I once had an art professor who taught one of my favorite courses in college, the history of photography, and wore a bow tie to class every day. Go figure an art teacher with an eccentricity. The entire class was based on the connections between the artists whether social, artistic or something entirely coincidental. We wound through the decades of experimentation, refinement and mastery of photography listening to often absurd anecdotes of the artists. Today, in the style of Professor Fuller, I will take you on my own expanded whirlwind tour of a select group of artists, poets and photographers from the turn of the 20th Century. So sit back with a beer in hand and take the jump.
Where to begin…ah, yes. Marcel Duchamp. Monsieur Duchamp was born in France and began his storied career in Paris. He first made waves with his painting, “Nu descendant un escalier. No. 2,” which premiered in New York City in 1912. The painting attempted to express the motion of the figure through time, a fascination of the Italian Futurists and their linear progressivism.

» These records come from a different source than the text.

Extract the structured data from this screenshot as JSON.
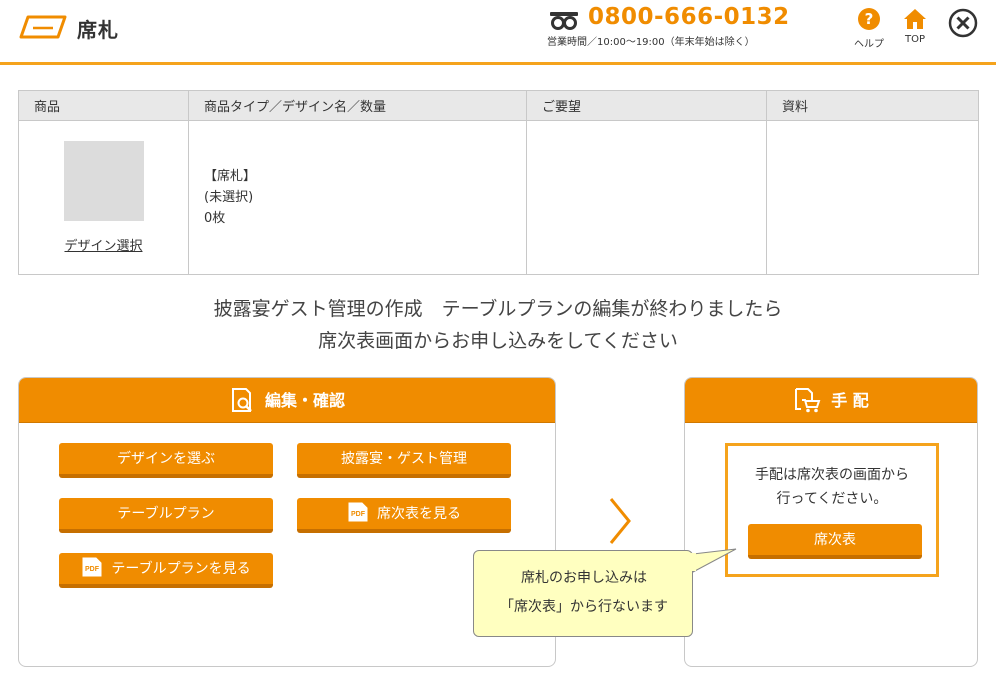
{
  "header": {
    "title": "席札",
    "phone_number": "0800-666-0132",
    "phone_hours": "営業時間／10:00〜19:00（年末年始は除く）",
    "help_label": "ヘルプ",
    "top_label": "TOP"
  },
  "product_table": {
    "headers": [
      "商品",
      "商品タイプ／デザイン名／数量",
      "ご要望",
      "資料"
    ],
    "design_link": "デザイン選択",
    "product_type": "【席札】",
    "design_name": "(未選択)",
    "quantity": "0枚"
  },
  "notice": {
    "line1": "披露宴ゲスト管理の作成　テーブルプランの編集が終わりましたら",
    "line2": "席次表画面からお申し込みをしてください"
  },
  "edit_panel": {
    "title": "編集・確認",
    "buttons": {
      "choose_design": "デザインを選ぶ",
      "guest_management": "披露宴・ゲスト管理",
      "table_plan": "テーブルプラン",
      "view_seating_chart": "席次表を見る",
      "view_table_plan": "テーブルプランを見る"
    }
  },
  "arrange_panel": {
    "title": "手 配",
    "message_line1": "手配は席次表の画面から",
    "message_line2": "行ってください。",
    "button": "席次表"
  },
  "tooltip": {
    "line1": "席札のお申し込みは",
    "line2": "「席次表」から行ないます"
  },
  "colors": {
    "accent": "#f08c00",
    "header_line": "#f5a31c",
    "tooltip_bg": "#ffffc0"
  },
  "icons": [
    "seat-card-logo-icon",
    "free-dial-icon",
    "help-icon",
    "home-icon",
    "close-icon",
    "document-search-icon",
    "cart-icon",
    "pdf-icon",
    "chevron-right-icon"
  ]
}
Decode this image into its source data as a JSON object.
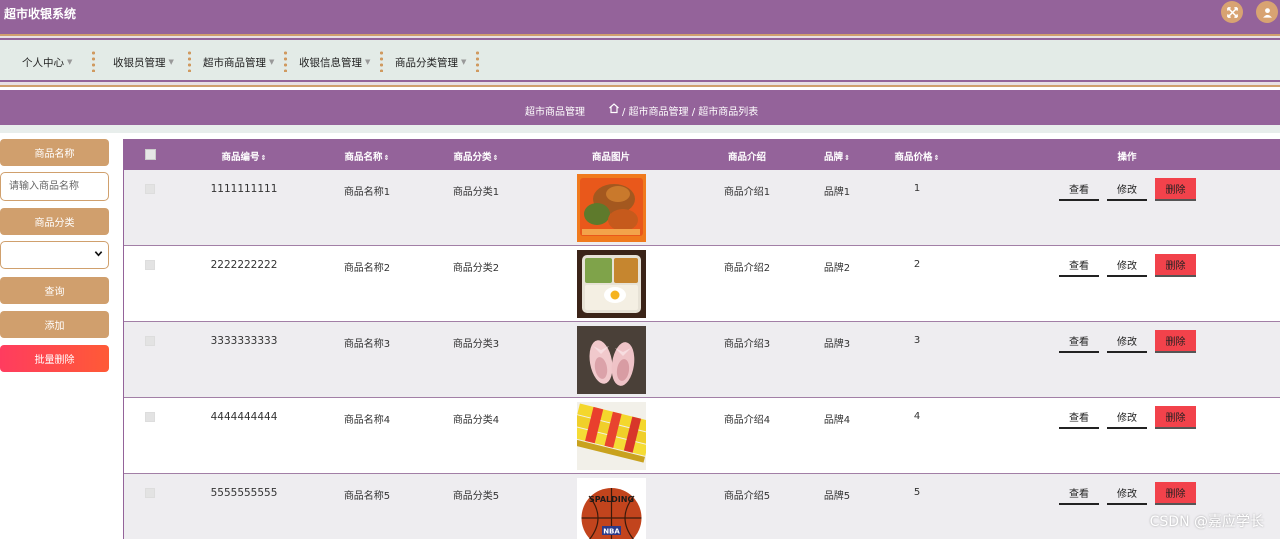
{
  "app": {
    "title": "超市收银系统"
  },
  "header": {
    "fullscreen_icon": "expand-icon",
    "user_icon": "user-icon"
  },
  "nav": {
    "items": [
      {
        "label": "个人中心"
      },
      {
        "label": "收银员管理"
      },
      {
        "label": "超市商品管理"
      },
      {
        "label": "收银信息管理"
      },
      {
        "label": "商品分类管理"
      }
    ]
  },
  "breadcrumb": {
    "title": "超市商品管理",
    "path": "/ 超市商品管理 / 超市商品列表"
  },
  "sidebar": {
    "name_label": "商品名称",
    "name_placeholder": "请输入商品名称",
    "category_label": "商品分类",
    "category_value": "",
    "query_button": "查询",
    "add_button": "添加",
    "batch_delete_button": "批量删除"
  },
  "table": {
    "headers": {
      "code": "商品编号",
      "name": "商品名称",
      "category": "商品分类",
      "image": "商品图片",
      "intro": "商品介绍",
      "brand": "品牌",
      "price": "商品价格",
      "actions": "操作"
    },
    "sort_icon": "⇕",
    "rows": [
      {
        "code": "1111111111",
        "name": "商品名称1",
        "category": "商品分类1",
        "image": "food-plate-image",
        "intro": "商品介绍1",
        "brand": "品牌1",
        "price": "1"
      },
      {
        "code": "2222222222",
        "name": "商品名称2",
        "category": "商品分类2",
        "image": "bento-box-image",
        "intro": "商品介绍2",
        "brand": "品牌2",
        "price": "2"
      },
      {
        "code": "3333333333",
        "name": "商品名称3",
        "category": "商品分类3",
        "image": "pink-shoes-image",
        "intro": "商品介绍3",
        "brand": "品牌3",
        "price": "3"
      },
      {
        "code": "4444444444",
        "name": "商品名称4",
        "category": "商品分类4",
        "image": "snack-rolls-image",
        "intro": "商品介绍4",
        "brand": "品牌4",
        "price": "4"
      },
      {
        "code": "5555555555",
        "name": "商品名称5",
        "category": "商品分类5",
        "image": "basketball-image",
        "intro": "商品介绍5",
        "brand": "品牌5",
        "price": "5"
      }
    ],
    "row_actions": {
      "view": "查看",
      "edit": "修改",
      "delete": "删除"
    },
    "image_texts": {
      "basketball_brand": "SPALDING",
      "basketball_logo": "NBA"
    }
  },
  "watermark": "CSDN @嘉应学长",
  "colors": {
    "primary": "#94639a",
    "accent": "#d09f6d",
    "danger": "#f2424b",
    "nav_bg": "#e3ebe7"
  }
}
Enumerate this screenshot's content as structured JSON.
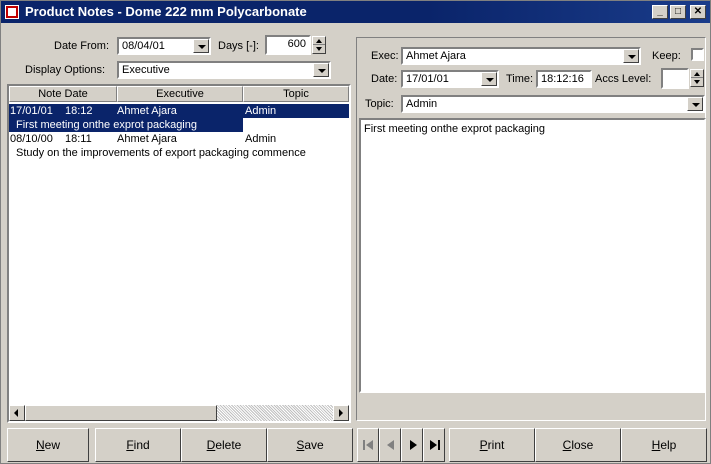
{
  "window": {
    "title": "Product Notes  - Dome 222 mm Polycarbonate",
    "minimize_glyph": "_",
    "maximize_glyph": "□",
    "close_glyph": "✕",
    "app_icon": "notes-app-icon"
  },
  "filters": {
    "date_from_label": "Date From:",
    "date_from_value": "08/04/01",
    "days_label": "Days [-]:",
    "days_value": "600",
    "display_options_label": "Display Options:",
    "display_options_value": "Executive"
  },
  "list": {
    "columns": [
      "Note Date",
      "Executive",
      "Topic"
    ],
    "notes": [
      {
        "date": "17/01/01",
        "time": "18:12",
        "executive": "Ahmet Ajara",
        "topic": "Admin",
        "text": "First meeting onthe exprot packaging",
        "selected": true
      },
      {
        "date": "08/10/00",
        "time": "18:11",
        "executive": "Ahmet Ajara",
        "topic": "Admin",
        "text": "Study on the improvements of export packaging commence",
        "selected": false
      }
    ]
  },
  "detail": {
    "exec_label": "Exec:",
    "exec_value": "Ahmet Ajara",
    "keep_label": "Keep:",
    "date_label": "Date:",
    "date_value": "17/01/01",
    "time_label": "Time:",
    "time_value": "18:12:16",
    "accs_level_label": "Accs Level:",
    "accs_level_value": "",
    "topic_label": "Topic:",
    "topic_value": "Admin",
    "note_text": "First meeting onthe exprot packaging"
  },
  "buttons": {
    "new": {
      "acc": "N",
      "rest": "ew"
    },
    "find": {
      "acc": "F",
      "rest": "ind"
    },
    "delete": {
      "acc": "D",
      "rest": "elete"
    },
    "save": {
      "acc": "S",
      "rest": "ave"
    },
    "print": {
      "acc": "P",
      "rest": "rint"
    },
    "close": {
      "acc": "C",
      "rest": "lose"
    },
    "help": {
      "acc": "H",
      "rest": "elp"
    }
  },
  "colors": {
    "selection": "#0a246a",
    "face": "#d4d0c8",
    "title_bar": "#0a246a"
  }
}
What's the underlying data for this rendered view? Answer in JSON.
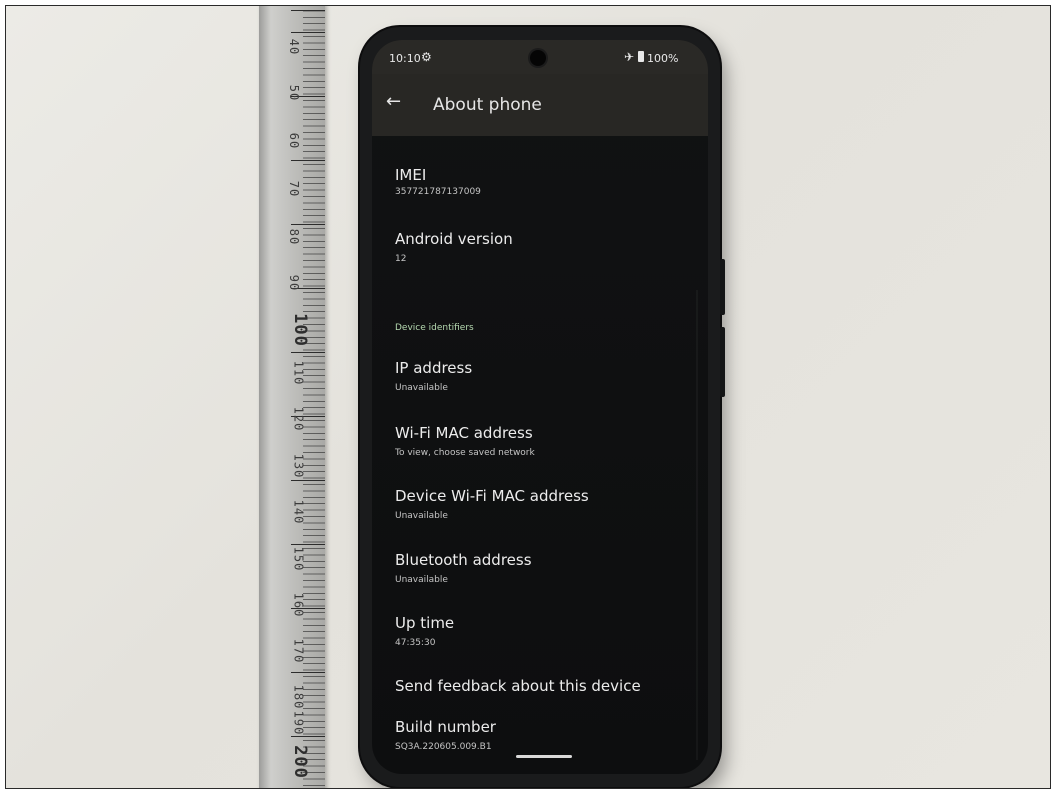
{
  "ruler": {
    "labels": [
      "40",
      "50",
      "60",
      "70",
      "80",
      "90",
      "100",
      "110",
      "120",
      "130",
      "140",
      "150",
      "160",
      "170",
      "180",
      "190",
      "200"
    ]
  },
  "status_bar": {
    "time": "10:10",
    "settings_icon": "gear-icon",
    "airplane_icon": "airplane-icon",
    "battery_icon": "battery-icon",
    "battery_percent": "100%"
  },
  "app_bar": {
    "back_icon": "arrow-left-icon",
    "title": "About phone"
  },
  "items": [
    {
      "title": "IMEI",
      "subtitle": "357721787137009"
    },
    {
      "title": "Android version",
      "subtitle": "12"
    }
  ],
  "section_header": "Device identifiers",
  "identifiers": [
    {
      "title": "IP address",
      "subtitle": "Unavailable"
    },
    {
      "title": "Wi-Fi MAC address",
      "subtitle": "To view, choose saved network"
    },
    {
      "title": "Device Wi-Fi MAC address",
      "subtitle": "Unavailable"
    },
    {
      "title": "Bluetooth address",
      "subtitle": "Unavailable"
    },
    {
      "title": "Up time",
      "subtitle": "47:35:30"
    },
    {
      "title": "Send feedback about this device"
    },
    {
      "title": "Build number",
      "subtitle": "SQ3A.220605.009.B1"
    }
  ]
}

Forward, was the cry of the Futurists, who believed the creation of something original was contingent on not only leaving the past traditions behind, but destroying them entirely and in a totally literal way, through war or violence. This movement forward was the goal of Duchamp’s painting and the work of another Futurist artist, Constantin Brâncuşi. Brâncuşi’s “Golden Bird” (1919) is the very essence—the only thing constant in a world hurling toward the future at all times—of a bird taking flight.
This sculpture prompted Mina Loy, a poet involved in nearly every major Avant Garde movement of the 20th century to write a poem entitled, “Brancusi’s Golden Bird” in which she tries to put in to words what she feels about Brâncuşi’s piece. Mina Loy was actually in a sexual relationship with Futurism’s founder Marinetti, the Italian thinker who was friends with Benito Mussolini, the Fascist dictator of Italy during WWII. Loy became disillusioned with Futurism and its misogyny and sampled around from the rest of Avant Garde table.
But now back to Marcel Duchamp. In 1915, Duchamp permanently moved to New York with his friend Francis Picabia, where Duchamp’s art had created a name for him. Duchamp and Picabia fell in with an American bohemian named Man Ray thanks to the art patron Alfred Stieglitz and in 1918 Duchamp found himself to be the de facto leader of the New York Dadaists, a less serious cousin of the European Dada movement.
In 1921, the New York Dadaists left for Paris, where they joined with their Dada cousins. Man Ray photographed Duchamp as his alias, Rrose Sélavy, a play on the French saying, “C’est la vie.” Soon Dada gave way to Surrealism and Man Ray’s photography evolved alongside the newly reconceived art form.
Can you guess what happens next? Of course. Mina Loy, who has left the Futurists, meets Duchamp and Man Ray’s crew of bohemian misfits. In fact, Man Ray photographs Mina Loy, which happens to be the very same photograph used on Loy’s collection of poems, The Lost Lunar Baedeker, where her poem on the Golden Bird is found.
How about that for networking?